The widespread assumption about the choice of Trump that year was that he secured the plum spot by making a high-dollar donation to the Israel Tribute Committee, which ran the parade. But as has been the case with much of Trump’s charitable giving, his generosity is more imagined than real. Judy Kaufthal, an active Riverdale-based philanthropist and longtime organizer of the parade, said that she did not recall any donations from Trump that year, even though later it would become part of the organizer’s practice to ask the grand marshal for fundraising help to defray the parade’s costs.
Instead, the event’s organizers were simply looking to raise the parade’s profile, and trying to make the event more inclusive by finding someone who was not Jewish to lead it. Kaufthal was brainstorming with Rabbi Joseph Potasnik, the president of the New York Board of Rabbis, who, in addition to serving as chaplain of the New York City Fire and Police Departments and for the New York Press Club, also hosts “Religion on the Line,” an interdenominational call-in show on WABC 770. They went back and forth on a few different names — Jerry Seinfeld’s name came up — when Potasnik suggested Trump.
Back then, Trump was no longer seen as the avatar of Gotham greed as he was in the 1980s and 1990s, nor was he the snarling nativist of today, nor, for that matter, was he yet the grim-faced arbiter of entrepreneurial acumen that he was on The Apprentice.
“I remember, he looked up at me and said, ‘How would you like it if I got you Donald Trump?’” Kaufthal recalled. “I mean, talk about someone exciting. Everyone was pretty pleased.”
Potasnik contacted Howard Lorber, the chairman of Douglas Elliman and one of the few New York real-estate tycoons friendly with the reality-TV star. Lorber proposed the idea to Trump — the two marched together at one point — and Trump quickly accepted.
“It wasn’t like we asked ten people first who said, ‘No, I’m too afraid to do it,’” Kaufthal said, adding that they moved around the start time of the march in order to accommodate Trump’s television schedule. “He was very gracious and very charming.”

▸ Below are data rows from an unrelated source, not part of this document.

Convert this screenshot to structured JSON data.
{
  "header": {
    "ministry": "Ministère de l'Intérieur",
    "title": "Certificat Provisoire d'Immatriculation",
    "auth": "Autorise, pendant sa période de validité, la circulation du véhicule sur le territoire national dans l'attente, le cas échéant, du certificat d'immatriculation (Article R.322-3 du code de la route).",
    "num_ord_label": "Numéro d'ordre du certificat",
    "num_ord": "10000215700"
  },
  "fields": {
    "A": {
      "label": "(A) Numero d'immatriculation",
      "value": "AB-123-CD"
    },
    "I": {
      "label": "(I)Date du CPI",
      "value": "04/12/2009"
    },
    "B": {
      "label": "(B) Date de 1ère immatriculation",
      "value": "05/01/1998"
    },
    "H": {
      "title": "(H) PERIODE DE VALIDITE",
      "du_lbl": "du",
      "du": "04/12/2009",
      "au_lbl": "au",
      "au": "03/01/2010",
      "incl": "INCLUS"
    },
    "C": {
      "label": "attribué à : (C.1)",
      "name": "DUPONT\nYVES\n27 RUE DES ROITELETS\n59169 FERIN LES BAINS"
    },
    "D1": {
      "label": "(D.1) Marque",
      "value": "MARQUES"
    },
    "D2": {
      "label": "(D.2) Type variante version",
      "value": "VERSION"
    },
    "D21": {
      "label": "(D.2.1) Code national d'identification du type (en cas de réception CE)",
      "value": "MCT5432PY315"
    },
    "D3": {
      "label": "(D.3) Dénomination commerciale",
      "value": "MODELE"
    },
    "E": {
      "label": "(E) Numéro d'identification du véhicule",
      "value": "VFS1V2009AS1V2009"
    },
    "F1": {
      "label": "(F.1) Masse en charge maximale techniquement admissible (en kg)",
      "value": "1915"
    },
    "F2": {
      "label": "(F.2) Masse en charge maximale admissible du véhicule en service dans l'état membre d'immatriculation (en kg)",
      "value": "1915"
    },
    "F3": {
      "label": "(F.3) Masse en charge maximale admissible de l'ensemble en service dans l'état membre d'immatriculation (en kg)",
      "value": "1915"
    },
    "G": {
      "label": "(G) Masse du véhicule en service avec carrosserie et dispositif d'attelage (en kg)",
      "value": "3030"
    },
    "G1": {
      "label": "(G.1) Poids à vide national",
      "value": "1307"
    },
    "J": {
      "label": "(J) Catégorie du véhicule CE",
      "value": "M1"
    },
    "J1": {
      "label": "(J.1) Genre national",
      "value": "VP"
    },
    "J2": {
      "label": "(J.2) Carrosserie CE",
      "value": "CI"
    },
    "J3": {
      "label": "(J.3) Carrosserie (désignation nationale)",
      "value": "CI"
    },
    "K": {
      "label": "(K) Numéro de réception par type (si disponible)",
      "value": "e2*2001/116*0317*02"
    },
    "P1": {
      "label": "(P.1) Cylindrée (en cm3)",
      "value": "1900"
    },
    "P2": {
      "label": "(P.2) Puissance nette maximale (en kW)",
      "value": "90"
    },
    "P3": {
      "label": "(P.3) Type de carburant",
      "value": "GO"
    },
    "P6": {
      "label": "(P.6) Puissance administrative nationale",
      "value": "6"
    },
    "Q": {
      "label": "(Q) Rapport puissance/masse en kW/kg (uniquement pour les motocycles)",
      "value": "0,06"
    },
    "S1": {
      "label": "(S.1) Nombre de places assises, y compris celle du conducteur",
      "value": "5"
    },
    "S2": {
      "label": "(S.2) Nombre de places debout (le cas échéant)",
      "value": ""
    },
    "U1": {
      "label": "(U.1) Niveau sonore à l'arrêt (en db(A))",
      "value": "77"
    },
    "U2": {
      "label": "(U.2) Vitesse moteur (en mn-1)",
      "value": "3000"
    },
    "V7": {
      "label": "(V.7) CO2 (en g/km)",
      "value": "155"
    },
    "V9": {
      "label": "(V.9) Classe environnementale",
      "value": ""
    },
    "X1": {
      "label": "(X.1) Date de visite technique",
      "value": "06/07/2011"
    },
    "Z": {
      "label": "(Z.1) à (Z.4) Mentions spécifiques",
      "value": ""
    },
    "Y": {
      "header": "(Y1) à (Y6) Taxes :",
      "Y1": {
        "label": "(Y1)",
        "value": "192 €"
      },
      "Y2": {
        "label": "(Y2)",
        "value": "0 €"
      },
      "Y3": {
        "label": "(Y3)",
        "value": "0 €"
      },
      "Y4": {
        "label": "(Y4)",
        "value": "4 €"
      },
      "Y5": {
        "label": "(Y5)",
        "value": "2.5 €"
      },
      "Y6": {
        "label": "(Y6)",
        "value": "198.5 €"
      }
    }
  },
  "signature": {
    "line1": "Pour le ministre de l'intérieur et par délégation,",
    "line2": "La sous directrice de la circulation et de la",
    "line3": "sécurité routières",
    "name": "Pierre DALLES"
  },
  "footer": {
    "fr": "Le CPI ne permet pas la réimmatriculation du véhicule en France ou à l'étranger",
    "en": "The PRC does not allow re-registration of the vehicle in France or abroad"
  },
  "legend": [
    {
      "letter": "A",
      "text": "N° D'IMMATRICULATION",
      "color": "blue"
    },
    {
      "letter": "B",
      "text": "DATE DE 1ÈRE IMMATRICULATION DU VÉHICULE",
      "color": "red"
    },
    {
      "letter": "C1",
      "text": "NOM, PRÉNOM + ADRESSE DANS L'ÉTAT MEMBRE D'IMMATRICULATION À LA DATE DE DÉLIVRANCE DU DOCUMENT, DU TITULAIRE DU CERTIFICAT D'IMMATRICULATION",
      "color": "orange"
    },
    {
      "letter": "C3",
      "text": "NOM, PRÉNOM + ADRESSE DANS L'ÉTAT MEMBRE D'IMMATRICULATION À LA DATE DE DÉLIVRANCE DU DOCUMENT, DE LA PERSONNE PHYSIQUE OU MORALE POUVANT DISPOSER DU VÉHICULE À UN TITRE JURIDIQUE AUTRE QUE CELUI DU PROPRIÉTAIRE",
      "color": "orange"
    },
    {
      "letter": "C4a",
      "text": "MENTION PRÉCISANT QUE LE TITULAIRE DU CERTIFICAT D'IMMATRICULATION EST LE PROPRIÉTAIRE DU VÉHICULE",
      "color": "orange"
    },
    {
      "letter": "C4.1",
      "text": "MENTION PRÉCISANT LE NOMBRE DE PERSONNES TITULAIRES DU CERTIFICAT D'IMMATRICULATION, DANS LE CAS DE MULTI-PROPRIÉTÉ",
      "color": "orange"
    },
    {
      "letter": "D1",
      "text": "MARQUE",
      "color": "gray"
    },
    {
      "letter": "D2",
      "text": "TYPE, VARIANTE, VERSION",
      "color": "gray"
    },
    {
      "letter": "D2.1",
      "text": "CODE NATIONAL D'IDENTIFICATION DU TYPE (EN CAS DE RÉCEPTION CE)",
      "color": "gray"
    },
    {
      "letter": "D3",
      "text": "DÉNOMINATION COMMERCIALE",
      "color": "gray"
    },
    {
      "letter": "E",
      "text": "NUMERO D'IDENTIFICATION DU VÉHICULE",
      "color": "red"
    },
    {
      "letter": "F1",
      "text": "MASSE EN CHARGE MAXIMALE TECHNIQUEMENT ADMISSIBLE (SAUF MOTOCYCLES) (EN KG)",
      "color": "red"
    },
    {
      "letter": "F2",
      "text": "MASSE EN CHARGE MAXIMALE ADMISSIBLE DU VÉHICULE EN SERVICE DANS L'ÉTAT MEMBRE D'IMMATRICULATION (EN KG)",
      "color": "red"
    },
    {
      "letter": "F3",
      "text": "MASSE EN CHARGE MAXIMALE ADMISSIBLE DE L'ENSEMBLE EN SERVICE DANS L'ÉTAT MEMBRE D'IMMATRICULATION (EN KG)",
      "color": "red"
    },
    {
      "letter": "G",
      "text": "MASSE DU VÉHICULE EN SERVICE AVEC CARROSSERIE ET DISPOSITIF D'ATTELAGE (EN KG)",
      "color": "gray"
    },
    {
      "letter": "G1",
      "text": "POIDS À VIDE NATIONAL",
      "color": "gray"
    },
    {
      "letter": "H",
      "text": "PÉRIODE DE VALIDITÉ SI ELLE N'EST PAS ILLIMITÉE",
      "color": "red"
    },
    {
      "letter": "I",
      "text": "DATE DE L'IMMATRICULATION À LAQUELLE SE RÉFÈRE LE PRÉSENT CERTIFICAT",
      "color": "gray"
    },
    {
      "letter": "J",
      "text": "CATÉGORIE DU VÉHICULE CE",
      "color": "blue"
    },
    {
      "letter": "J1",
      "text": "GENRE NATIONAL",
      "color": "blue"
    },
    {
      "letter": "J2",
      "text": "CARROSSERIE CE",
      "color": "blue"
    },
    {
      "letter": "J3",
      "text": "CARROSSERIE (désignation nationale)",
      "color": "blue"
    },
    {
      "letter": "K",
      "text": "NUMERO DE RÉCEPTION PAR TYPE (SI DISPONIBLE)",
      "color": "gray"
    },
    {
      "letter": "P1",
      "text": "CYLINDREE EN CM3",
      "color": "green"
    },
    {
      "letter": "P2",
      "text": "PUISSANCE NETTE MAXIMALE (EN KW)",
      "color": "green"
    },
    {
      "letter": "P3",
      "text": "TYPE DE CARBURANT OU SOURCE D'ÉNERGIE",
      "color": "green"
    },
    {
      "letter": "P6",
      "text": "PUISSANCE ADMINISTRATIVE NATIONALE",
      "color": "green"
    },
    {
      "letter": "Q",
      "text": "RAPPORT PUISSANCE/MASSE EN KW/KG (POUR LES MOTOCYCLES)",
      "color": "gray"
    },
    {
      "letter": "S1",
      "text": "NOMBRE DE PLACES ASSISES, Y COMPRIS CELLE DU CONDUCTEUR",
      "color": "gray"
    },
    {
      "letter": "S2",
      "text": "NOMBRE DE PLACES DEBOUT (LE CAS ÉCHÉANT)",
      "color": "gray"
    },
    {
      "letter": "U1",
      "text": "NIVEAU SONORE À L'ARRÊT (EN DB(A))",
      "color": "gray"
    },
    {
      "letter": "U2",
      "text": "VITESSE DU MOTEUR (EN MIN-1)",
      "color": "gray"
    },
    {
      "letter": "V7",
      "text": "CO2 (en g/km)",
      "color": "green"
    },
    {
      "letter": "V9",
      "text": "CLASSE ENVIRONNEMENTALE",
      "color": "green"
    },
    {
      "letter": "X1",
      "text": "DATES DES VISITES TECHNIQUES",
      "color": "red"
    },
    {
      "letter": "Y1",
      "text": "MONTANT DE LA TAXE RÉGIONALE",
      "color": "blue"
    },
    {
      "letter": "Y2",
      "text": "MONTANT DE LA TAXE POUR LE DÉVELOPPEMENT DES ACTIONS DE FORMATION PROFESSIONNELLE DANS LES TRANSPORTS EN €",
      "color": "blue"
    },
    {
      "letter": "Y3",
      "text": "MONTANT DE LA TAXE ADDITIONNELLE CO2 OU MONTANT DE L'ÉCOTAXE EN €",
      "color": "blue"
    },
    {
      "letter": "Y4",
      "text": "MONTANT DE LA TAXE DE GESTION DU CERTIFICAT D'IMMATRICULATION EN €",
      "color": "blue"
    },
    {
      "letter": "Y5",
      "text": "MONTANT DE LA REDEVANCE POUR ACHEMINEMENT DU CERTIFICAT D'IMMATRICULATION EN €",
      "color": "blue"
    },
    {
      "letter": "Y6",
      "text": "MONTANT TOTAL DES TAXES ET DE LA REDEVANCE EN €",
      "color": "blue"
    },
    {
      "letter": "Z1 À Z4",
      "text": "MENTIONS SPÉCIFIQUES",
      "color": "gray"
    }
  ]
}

“Judy and some others came to see me in my office,” Potasnik recalls. “They wanted to elevate the profile of the parade, they wanted to heighten the attention so that more people would come. We said, ‘Who is the person who can be grand marshal who will generate that kind of enthusiastic response?’ He was just a popular figure. There was no political consideration. It was strictly a matter of finding a celebrity.”
Twelve years ago, Kaufthal, Potasnik, and the rest of the parade organizers would never have imagined that Trump would be using the experience as a talking point in a populist presidential campaign. But none seemed to view the decision as a mistake.

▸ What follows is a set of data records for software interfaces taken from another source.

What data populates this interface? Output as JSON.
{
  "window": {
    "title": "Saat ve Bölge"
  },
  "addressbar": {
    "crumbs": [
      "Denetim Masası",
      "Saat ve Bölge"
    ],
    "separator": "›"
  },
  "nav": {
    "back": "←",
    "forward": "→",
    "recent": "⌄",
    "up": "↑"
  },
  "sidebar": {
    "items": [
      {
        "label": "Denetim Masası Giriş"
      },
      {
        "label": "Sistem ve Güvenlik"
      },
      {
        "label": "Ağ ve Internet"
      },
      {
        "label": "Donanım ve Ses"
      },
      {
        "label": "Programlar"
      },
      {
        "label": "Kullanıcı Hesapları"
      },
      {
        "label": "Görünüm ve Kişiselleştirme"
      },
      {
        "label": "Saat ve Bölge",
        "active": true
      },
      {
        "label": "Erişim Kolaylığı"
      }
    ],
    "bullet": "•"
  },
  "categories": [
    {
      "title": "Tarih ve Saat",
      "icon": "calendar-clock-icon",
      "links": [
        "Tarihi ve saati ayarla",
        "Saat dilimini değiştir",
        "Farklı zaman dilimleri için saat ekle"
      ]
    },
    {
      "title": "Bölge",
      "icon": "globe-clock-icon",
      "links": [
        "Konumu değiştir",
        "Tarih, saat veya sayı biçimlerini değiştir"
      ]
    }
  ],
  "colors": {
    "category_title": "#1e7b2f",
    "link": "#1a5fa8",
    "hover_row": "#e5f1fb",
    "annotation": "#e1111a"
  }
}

“I don’t think you could put the word regret on it,” said Engelmayer. “Has he said or done anything as far as Israel, or as far as the parade is concerned that would make you regret? I don’t think so. It’s not like we asked a young Adolf Hitler to be the grand marshal.”
Trump, after all, was a major New York City personality, someone with business ties to the Jewish state and whom the Jewish community in town counted as one of their supporters. That he now uses the parade as proof not just of his support for Israel but as proof of his foreign-policy bona fides, that’s just politics.

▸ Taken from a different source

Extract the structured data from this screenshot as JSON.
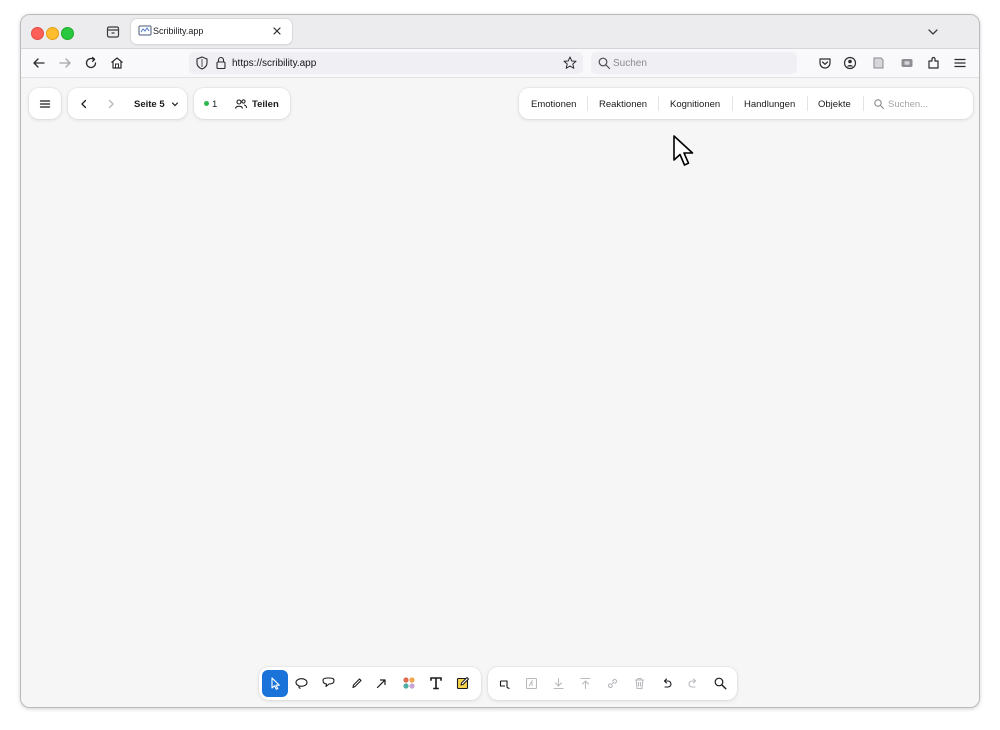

“If Hillary Clinton, who was secretary of State, said that marching in the Celebrate Israel parade was a reason to support her for president, that would be a problem. I mean, Trump will use whatever leverage he can get right now. There is nothing else he has done,” Engelmayer added.
And given that the whole idea of asking Trump to lead the parade was to garner attention — well, that plan succeeded beyond anyone’s wildest dreams.
“The first time he said it, I just couldn’t believe it,” said Kaufthal. “Selfishly, truthfully, the parade has in the end gotten a lot of publicity this year thanks to Trump.”